| Extracted records |

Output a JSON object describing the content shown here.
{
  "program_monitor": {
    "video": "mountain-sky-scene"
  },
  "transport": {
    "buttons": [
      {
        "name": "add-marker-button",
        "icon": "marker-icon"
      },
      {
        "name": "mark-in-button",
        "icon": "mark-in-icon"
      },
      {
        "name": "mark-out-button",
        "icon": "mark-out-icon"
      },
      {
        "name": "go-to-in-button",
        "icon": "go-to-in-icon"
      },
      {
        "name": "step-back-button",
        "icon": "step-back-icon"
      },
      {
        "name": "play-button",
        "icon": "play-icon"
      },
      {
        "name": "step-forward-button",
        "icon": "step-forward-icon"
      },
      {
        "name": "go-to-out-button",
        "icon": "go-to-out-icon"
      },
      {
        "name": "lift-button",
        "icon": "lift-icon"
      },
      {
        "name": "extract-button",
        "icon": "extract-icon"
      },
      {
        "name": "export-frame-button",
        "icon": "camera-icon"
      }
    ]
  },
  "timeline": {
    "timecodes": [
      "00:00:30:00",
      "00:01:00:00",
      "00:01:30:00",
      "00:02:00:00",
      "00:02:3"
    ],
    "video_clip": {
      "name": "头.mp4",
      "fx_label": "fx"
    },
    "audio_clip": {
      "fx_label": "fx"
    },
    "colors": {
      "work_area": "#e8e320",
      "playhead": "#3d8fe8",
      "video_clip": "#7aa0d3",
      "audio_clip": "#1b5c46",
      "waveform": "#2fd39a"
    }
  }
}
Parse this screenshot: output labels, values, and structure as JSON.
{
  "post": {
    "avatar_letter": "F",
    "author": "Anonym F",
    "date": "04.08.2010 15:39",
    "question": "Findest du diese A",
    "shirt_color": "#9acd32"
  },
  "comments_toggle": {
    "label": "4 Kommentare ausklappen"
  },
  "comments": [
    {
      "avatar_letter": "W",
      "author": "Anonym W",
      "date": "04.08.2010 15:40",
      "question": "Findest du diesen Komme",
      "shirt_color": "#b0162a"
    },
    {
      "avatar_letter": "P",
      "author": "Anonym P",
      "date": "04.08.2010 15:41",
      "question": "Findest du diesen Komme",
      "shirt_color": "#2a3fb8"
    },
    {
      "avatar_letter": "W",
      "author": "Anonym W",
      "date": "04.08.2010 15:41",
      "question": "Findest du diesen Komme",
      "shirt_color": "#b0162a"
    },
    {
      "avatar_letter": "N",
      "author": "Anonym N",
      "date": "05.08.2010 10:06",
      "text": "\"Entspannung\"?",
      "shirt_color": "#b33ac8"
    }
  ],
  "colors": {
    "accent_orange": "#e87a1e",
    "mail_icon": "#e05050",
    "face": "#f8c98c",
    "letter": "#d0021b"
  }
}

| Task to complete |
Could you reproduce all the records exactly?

| Answer |
Output a JSON object describing the content shown here.
{
  "program_monitor": {
    "video": "mountain-sky-scene"
  },
  "transport": {
    "buttons": [
      {
        "name": "add-marker-button",
        "icon": "marker-icon"
      },
      {
        "name": "mark-in-button",
        "icon": "mark-in-icon"
      },
      {
        "name": "mark-out-button",
        "icon": "mark-out-icon"
      },
      {
        "name": "go-to-in-button",
        "icon": "go-to-in-icon"
      },
      {
        "name": "step-back-button",
        "icon": "step-back-icon"
      },
      {
        "name": "play-button",
        "icon": "play-icon"
      },
      {
        "name": "step-forward-button",
        "icon": "step-forward-icon"
      },
      {
        "name": "go-to-out-button",
        "icon": "go-to-out-icon"
      },
      {
        "name": "lift-button",
        "icon": "lift-icon"
      },
      {
        "name": "extract-button",
        "icon": "extract-icon"
      },
      {
        "name": "export-frame-button",
        "icon": "camera-icon"
      }
    ]
  },
  "timeline": {
    "timecodes": [
      "00:00:30:00",
      "00:01:00:00",
      "00:01:30:00",
      "00:02:00:00",
      "00:02:3"
    ],
    "video_clip": {
      "name": "头.mp4",
      "fx_label": "fx"
    },
    "audio_clip": {
      "fx_label": "fx"
    },
    "colors": {
      "work_area": "#e8e320",
      "playhead": "#3d8fe8",
      "video_clip": "#7aa0d3",
      "audio_clip": "#1b5c46",
      "waveform": "#2fd39a"
    }
  }
}
Parse this screenshot: output labels, values, and structure as JSON.
{
  "post": {
    "avatar_letter": "F",
    "author": "Anonym F",
    "date": "04.08.2010 15:39",
    "question": "Findest du diese A",
    "shirt_color": "#9acd32"
  },
  "comments_toggle": {
    "label": "4 Kommentare ausklappen"
  },
  "comments": [
    {
      "avatar_letter": "W",
      "author": "Anonym W",
      "date": "04.08.2010 15:40",
      "question": "Findest du diesen Komme",
      "shirt_color": "#b0162a"
    },
    {
      "avatar_letter": "P",
      "author": "Anonym P",
      "date": "04.08.2010 15:41",
      "question": "Findest du diesen Komme",
      "shirt_color": "#2a3fb8"
    },
    {
      "avatar_letter": "W",
      "author": "Anonym W",
      "date": "04.08.2010 15:41",
      "question": "Findest du diesen Komme",
      "shirt_color": "#b0162a"
    },
    {
      "avatar_letter": "N",
      "author": "Anonym N",
      "date": "05.08.2010 10:06",
      "text": "\"Entspannung\"?",
      "shirt_color": "#b33ac8"
    }
  ],
  "colors": {
    "accent_orange": "#e87a1e",
    "mail_icon": "#e05050",
    "face": "#f8c98c",
    "letter": "#d0021b"
  }
}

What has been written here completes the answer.